The California Family Code allows prospective spouses and married couples to contract with each other about their respective rights to personal or marital property, regardless of when, where or how that property is acquired. These agreements are valid without consideration. Prenuptial agreements become effective upon marriage, while postnuptial agreements are legally binding as soon as they’re signed. They can only be revoked or amended with a subsequent written agreement. Of course, this assumes that the agreement is initially valid.
From downtown San Jose, Fremont and Morgan Hill, The Law Offices of Steven E. Springer, our attorneys handle all aspects of premarital and postnuptial agreements. We have more than 30 years of combined experience in marital law and business law, so we have all the skills necessary to negotiate, draft, challenge and defend marital agreements.
What Makes a Marital Agreement Valid?
Because marital agreements are usually created as a hedge against California’s community property law, the state has an interest in ensuring that these agreements are executed in a fair manner, without fraud, concealment, undue influence or duress.
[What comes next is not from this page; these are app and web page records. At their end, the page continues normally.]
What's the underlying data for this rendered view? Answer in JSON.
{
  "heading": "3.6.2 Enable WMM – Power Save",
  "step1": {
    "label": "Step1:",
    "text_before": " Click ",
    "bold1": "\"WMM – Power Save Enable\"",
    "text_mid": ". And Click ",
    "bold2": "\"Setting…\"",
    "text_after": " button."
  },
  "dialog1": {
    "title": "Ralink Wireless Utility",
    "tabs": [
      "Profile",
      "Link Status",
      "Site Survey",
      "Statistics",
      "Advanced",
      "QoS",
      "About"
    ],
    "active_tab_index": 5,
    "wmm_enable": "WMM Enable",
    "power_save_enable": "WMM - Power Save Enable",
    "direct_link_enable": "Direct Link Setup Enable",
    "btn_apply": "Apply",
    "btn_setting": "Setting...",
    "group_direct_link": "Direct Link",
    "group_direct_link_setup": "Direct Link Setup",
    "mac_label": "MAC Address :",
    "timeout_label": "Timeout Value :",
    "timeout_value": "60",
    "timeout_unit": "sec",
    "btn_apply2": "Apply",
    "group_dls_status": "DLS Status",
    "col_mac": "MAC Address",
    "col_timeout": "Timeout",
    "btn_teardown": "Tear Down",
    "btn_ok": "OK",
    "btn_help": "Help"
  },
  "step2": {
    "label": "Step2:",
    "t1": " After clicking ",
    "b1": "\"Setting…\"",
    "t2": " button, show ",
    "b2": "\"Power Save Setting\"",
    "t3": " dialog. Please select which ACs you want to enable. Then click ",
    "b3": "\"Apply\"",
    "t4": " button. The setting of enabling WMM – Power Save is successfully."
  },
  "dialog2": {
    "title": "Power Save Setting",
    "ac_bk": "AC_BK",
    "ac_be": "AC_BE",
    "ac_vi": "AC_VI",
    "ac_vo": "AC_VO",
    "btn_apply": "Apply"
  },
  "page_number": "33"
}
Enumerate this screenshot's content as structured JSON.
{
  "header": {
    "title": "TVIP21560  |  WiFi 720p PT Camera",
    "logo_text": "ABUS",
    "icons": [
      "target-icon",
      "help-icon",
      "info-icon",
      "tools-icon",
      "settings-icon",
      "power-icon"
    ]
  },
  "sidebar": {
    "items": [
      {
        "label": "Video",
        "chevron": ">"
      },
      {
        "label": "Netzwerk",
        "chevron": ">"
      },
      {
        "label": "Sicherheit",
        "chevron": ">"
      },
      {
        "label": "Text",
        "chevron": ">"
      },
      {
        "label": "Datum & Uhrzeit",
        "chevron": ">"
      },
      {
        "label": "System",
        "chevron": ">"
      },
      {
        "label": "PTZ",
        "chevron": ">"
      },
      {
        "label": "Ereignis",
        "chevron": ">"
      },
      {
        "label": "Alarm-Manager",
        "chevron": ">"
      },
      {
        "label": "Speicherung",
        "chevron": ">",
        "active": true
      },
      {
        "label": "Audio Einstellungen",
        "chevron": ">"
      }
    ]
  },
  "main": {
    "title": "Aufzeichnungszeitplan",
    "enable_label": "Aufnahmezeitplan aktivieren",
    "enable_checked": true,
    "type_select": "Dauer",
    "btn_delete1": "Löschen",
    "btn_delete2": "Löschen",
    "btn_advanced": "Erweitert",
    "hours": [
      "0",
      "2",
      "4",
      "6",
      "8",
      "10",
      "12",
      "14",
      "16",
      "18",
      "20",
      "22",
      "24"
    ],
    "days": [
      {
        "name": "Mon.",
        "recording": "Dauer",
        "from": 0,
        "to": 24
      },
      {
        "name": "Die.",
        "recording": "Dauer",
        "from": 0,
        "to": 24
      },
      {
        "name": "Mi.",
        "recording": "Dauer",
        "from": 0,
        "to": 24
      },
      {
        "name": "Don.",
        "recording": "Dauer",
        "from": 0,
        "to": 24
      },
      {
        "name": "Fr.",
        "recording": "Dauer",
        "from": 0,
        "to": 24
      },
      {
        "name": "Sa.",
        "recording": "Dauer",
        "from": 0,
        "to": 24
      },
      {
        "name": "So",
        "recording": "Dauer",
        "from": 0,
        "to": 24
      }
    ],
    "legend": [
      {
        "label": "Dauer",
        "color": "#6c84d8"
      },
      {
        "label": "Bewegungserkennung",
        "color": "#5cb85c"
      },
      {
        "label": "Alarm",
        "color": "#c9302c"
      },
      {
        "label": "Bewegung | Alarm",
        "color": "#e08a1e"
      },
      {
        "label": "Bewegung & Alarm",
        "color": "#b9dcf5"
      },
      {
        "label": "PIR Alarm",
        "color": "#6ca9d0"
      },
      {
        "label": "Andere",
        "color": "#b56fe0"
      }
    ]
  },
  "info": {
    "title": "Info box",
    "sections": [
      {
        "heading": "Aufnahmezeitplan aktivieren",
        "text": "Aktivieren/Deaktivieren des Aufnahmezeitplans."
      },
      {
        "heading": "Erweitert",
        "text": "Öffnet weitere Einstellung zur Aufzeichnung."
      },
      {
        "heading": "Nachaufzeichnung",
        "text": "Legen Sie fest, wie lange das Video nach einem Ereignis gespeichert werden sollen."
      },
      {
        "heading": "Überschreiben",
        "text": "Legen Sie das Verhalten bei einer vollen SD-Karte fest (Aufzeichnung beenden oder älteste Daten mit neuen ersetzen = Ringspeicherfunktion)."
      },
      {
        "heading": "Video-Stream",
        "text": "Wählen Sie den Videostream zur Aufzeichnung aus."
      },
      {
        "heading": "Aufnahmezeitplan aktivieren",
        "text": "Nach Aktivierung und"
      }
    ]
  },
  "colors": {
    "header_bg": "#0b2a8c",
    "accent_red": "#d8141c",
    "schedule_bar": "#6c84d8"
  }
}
To be judged valid, an agreement must satisfy these criteria:
- The party being held to the agreement had independent counsel at the time of the signing or expressly waived that right in a separate legal agreement.
- The party being held to the agreement had no less than seven days between being presented with the agreement and signing, and had been advised to seek independent legal counsel.
- If the party being held to the agreement was not represented by independent counsel, that party had been informed of the force and effect of the agreement and had been presented with a separate writing memorializing that understanding prior to signing the agreement.
- The party being held to the agreement signed voluntarily with full knowledge and with the capacity to understand.